The California Department of Public Health (CDPH) is reminding consumers to avoid eating the viscera of rock crabs caught in state waters north of Latitude 37° 11′ N. (near Pigeon Point in San Mateo County). This warning is due to high levels of domoic acid, a naturally occurring marine toxin that can lead to illness or death.
CDPH believes that rock crab meat is safe to consume, however, as a precaution, consumers are advised not to eat the viscera (internal organs, also known as “butter” or “guts”) of crabs.
The Department also issued a November 2 warning urging recreational anglers to avoid eating the viscera of Dungeness crab caught north of Point Reyes. That warning is still in place.
While domoic acid levels may vary, consumers should always follow these best preparation practices to avoid any inadvertent exposure to domoic acid that might be sporadically found in some crab’s viscera. When whole crabs are cooked in liquid, domoic acid can leach from the viscera into the cooking liquid. Water or broth used to cook whole crabs should be discarded and not used to prepare dishes such as sauces, broths, soups or stews (for example, cioppino or gumbo), stocks, roux, dressings or dips.
The best ways to reduce risk are:
- Remove the crab viscera and rinse out the body cavity prior to cooking, or
- Boil or steam whole crabs, instead of frying or broiling, and discard cooking liquids.

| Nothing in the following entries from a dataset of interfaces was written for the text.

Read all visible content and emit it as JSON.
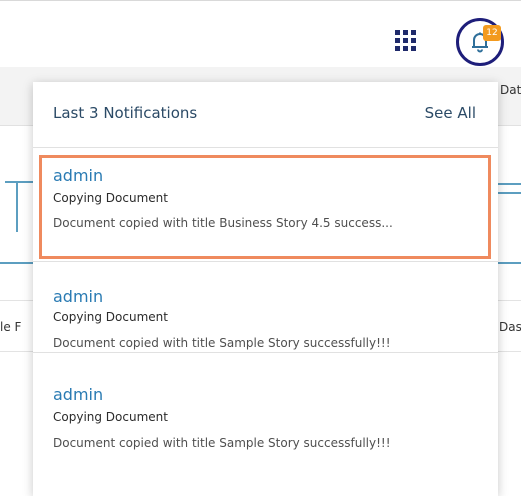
{
  "background": {
    "left_texts": [
      "le F"
    ],
    "right_texts": [
      "Dat",
      "Das"
    ]
  },
  "header": {
    "apps_icon": "grid-apps-icon",
    "bell_icon": "bell-icon",
    "notification_count": "12",
    "colors": {
      "bell_ring": "#1e1e7a",
      "badge": "#f39a1e"
    }
  },
  "dropdown": {
    "title": "Last 3 Notifications",
    "see_all": "See All",
    "items": [
      {
        "user": "admin",
        "action": "Copying Document",
        "description": "Document copied with title Business Story 4.5 success..."
      },
      {
        "user": "admin",
        "action": "Copying Document",
        "description": "Document copied with title Sample Story successfully!!!"
      },
      {
        "user": "admin",
        "action": "Copying Document",
        "description": "Document copied with title Sample Story successfully!!!"
      }
    ],
    "colors": {
      "highlight_border": "#ef8a5e",
      "user": "#2a7bb3",
      "title": "#2b4a66"
    }
  }
}
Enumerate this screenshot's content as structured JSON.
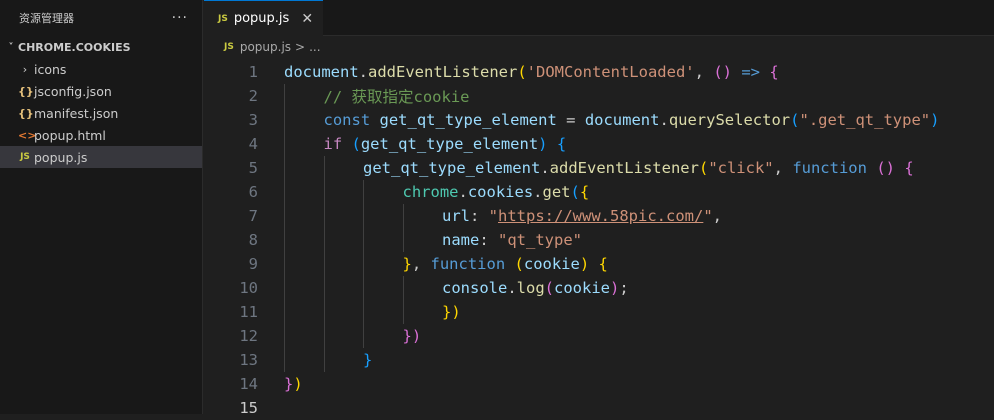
{
  "explorer": {
    "title": "资源管理器",
    "more": "···",
    "section": "CHROME.COOKIES",
    "items": [
      {
        "label": "icons",
        "icon": "chevron-right-icon",
        "glyph": "›"
      },
      {
        "label": "jsconfig.json",
        "icon": "json-icon",
        "glyph": "{}"
      },
      {
        "label": "manifest.json",
        "icon": "json-icon",
        "glyph": "{}"
      },
      {
        "label": "popup.html",
        "icon": "html-icon",
        "glyph": "<>"
      },
      {
        "label": "popup.js",
        "icon": "js-icon",
        "glyph": "JS"
      }
    ],
    "chevron": "˅"
  },
  "tab": {
    "badge": "JS",
    "label": "popup.js",
    "close": "✕"
  },
  "breadcrumb": {
    "badge": "JS",
    "file": "popup.js",
    "sep": ">",
    "more": "..."
  },
  "colors": {
    "accent": "#0078d4",
    "js": "#cbcb41",
    "json": "#e5c07b",
    "html": "#e37933",
    "editor_bg": "#1f1f1f",
    "sidebar_bg": "#181818"
  },
  "code_lines": [
    {
      "n": "1",
      "indent": 0,
      "tokens": [
        [
          "document",
          "fn-var"
        ],
        [
          ".",
          "plain"
        ],
        [
          "addEventListener",
          "fn"
        ],
        [
          "(",
          "b1"
        ],
        [
          "'DOMContentLoaded'",
          "str"
        ],
        [
          ", ",
          "plain"
        ],
        [
          "()",
          "b2"
        ],
        [
          " => ",
          "kw"
        ],
        [
          "{",
          "b2"
        ]
      ]
    },
    {
      "n": "2",
      "indent": 1,
      "tokens": [
        [
          "// 获取指定cookie",
          "com"
        ]
      ]
    },
    {
      "n": "3",
      "indent": 1,
      "tokens": [
        [
          "const ",
          "kw"
        ],
        [
          "get_qt_type_element",
          "var"
        ],
        [
          " = ",
          "plain"
        ],
        [
          "document",
          "var"
        ],
        [
          ".",
          "plain"
        ],
        [
          "querySelector",
          "fn"
        ],
        [
          "(",
          "b3"
        ],
        [
          "\".get_qt_type\"",
          "str"
        ],
        [
          ")",
          "b3"
        ]
      ]
    },
    {
      "n": "4",
      "indent": 1,
      "tokens": [
        [
          "if ",
          "ctrl"
        ],
        [
          "(",
          "b3"
        ],
        [
          "get_qt_type_element",
          "var"
        ],
        [
          ") ",
          "b3"
        ],
        [
          "{",
          "b3"
        ]
      ]
    },
    {
      "n": "5",
      "indent": 2,
      "tokens": [
        [
          "get_qt_type_element",
          "var"
        ],
        [
          ".",
          "plain"
        ],
        [
          "addEventListener",
          "fn"
        ],
        [
          "(",
          "b1"
        ],
        [
          "\"click\"",
          "str"
        ],
        [
          ", ",
          "plain"
        ],
        [
          "function ",
          "kw"
        ],
        [
          "() ",
          "b2"
        ],
        [
          "{",
          "b2"
        ]
      ]
    },
    {
      "n": "6",
      "indent": 3,
      "tokens": [
        [
          "chrome",
          "cls"
        ],
        [
          ".",
          "plain"
        ],
        [
          "cookies",
          "var"
        ],
        [
          ".",
          "plain"
        ],
        [
          "get",
          "fn"
        ],
        [
          "(",
          "b3"
        ],
        [
          "{",
          "b1"
        ]
      ]
    },
    {
      "n": "7",
      "indent": 4,
      "tokens": [
        [
          "url",
          "var"
        ],
        [
          ": ",
          "plain"
        ],
        [
          "\"",
          "str"
        ],
        [
          "https://www.58pic.com/",
          "url"
        ],
        [
          "\"",
          "str"
        ],
        [
          ",",
          "plain"
        ]
      ]
    },
    {
      "n": "8",
      "indent": 4,
      "tokens": [
        [
          "name",
          "var"
        ],
        [
          ": ",
          "plain"
        ],
        [
          "\"qt_type\"",
          "str"
        ]
      ]
    },
    {
      "n": "9",
      "indent": 3,
      "tokens": [
        [
          "}",
          "b1"
        ],
        [
          ", ",
          "plain"
        ],
        [
          "function ",
          "kw"
        ],
        [
          "(",
          "b1"
        ],
        [
          "cookie",
          "var"
        ],
        [
          ") ",
          "b1"
        ],
        [
          "{",
          "b1"
        ]
      ]
    },
    {
      "n": "10",
      "indent": 4,
      "tokens": [
        [
          "console",
          "var"
        ],
        [
          ".",
          "plain"
        ],
        [
          "log",
          "fn"
        ],
        [
          "(",
          "b2"
        ],
        [
          "cookie",
          "var"
        ],
        [
          ")",
          "b2"
        ],
        [
          ";",
          "plain"
        ]
      ]
    },
    {
      "n": "11",
      "indent": 4,
      "tokens": [
        [
          "})",
          "b1"
        ]
      ]
    },
    {
      "n": "12",
      "indent": 3,
      "tokens": [
        [
          "})",
          "b2"
        ]
      ]
    },
    {
      "n": "13",
      "indent": 2,
      "tokens": [
        [
          "}",
          "b3"
        ]
      ]
    },
    {
      "n": "14",
      "indent": 0,
      "tokens": [
        [
          "}",
          "b2"
        ],
        [
          ")",
          "b1"
        ]
      ]
    },
    {
      "n": "15",
      "indent": 0,
      "tokens": []
    }
  ]
}
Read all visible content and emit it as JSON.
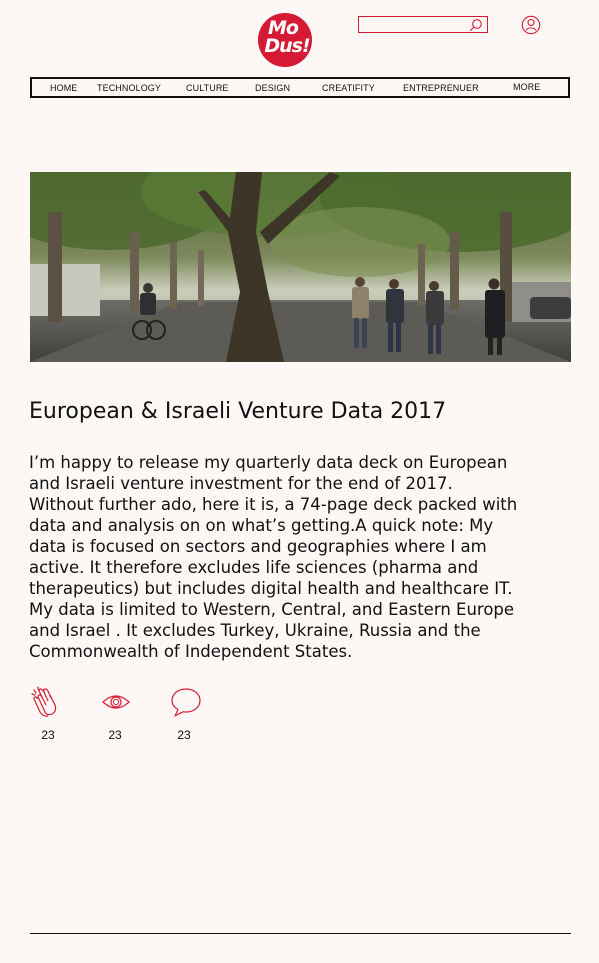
{
  "brand": {
    "logo_line_1": "Mo",
    "logo_line_2": "Dus!",
    "accent_color": "#d51b33"
  },
  "header": {
    "search": {
      "value": "",
      "placeholder": "",
      "icon": "search-icon"
    },
    "account_icon": "user-icon"
  },
  "nav": {
    "items": [
      {
        "label": "HOME"
      },
      {
        "label": "TECHNOLOGY"
      },
      {
        "label": "CULTURE"
      },
      {
        "label": "DESIGN"
      },
      {
        "label": "CREATIFITY"
      },
      {
        "label": "ENTREPRENUER"
      },
      {
        "label": "MORE"
      }
    ]
  },
  "article": {
    "title": "European & Israeli Venture Data 2017",
    "body": "I’m happy to release my quarterly data deck on European and Israeli venture investment for the end of 2017. Without further ado, here it is, a 74-page deck packed with data and analysis on on what’s getting.A quick note: My data is focused on sectors and geographies where I am active. It therefore excludes life sciences (pharma and therapeutics) but includes digital health and healthcare IT. My data is limited to Western, Central, and Eastern Europe and Israel . It excludes Turkey, Ukraine, Russia and the Commonwealth of Independent States.",
    "stats": {
      "claps": {
        "count": "23",
        "icon": "clap-icon"
      },
      "views": {
        "count": "23",
        "icon": "eye-icon"
      },
      "comments": {
        "count": "23",
        "icon": "comment-icon"
      }
    }
  }
}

Symptoms of domoic acid poisoning can occur within 30 minutes to 24 hours after eating toxic seafood. In mild cases, symptoms may include vomiting, diarrhea, abdominal cramps, headache and dizziness. These symptoms disappear within several days. In severe cases, the victim may experience trouble breathing, confusion, disorientation, cardiovascular instability, seizures, excessive bronchial secretions, permanent loss of short-term memory (a condition known as Amnesic Shellfish Poisoning), coma or death. There have been no reported illnesses associated with this year’s domoic acid event.
Domoic acid accumulation in seafood is a natural occurrence that is related to a “bloom” of a particular single-celled plant. The conditions that support the growth of this plant are impossible to predict. CDPH routinely monitors phytoplankton levels in coastal waters and bi-valve shellfish, and will increase sampling of other species when monitoring indicates that an event may be occurring.
CDPH will continue to coordinate its efforts with the California Department of Fish and Wildlife (CDFW) and the fishing community to collect and test rock crab samples from the northern California coast until the domoic acid levels have dissipated.
CDFW is in the process of closing the commercial rock crab fishery in state waters north of Pigeon Point in San Mateo County and the commercial Dungeness crab season between Point Reyes and the Sonoma/Mendocino county line. More information is available on the CDFW website.
To receive updated information about shellfish poisoning and quarantines, call CDPH’s toll-free Shellfish Information Line at (800) 553-4133. For additional information, visit CDPH’s Natural Marine Toxins: PSP and Domoic Acid Web page and CDPH’s Domoic Acid health information Web page.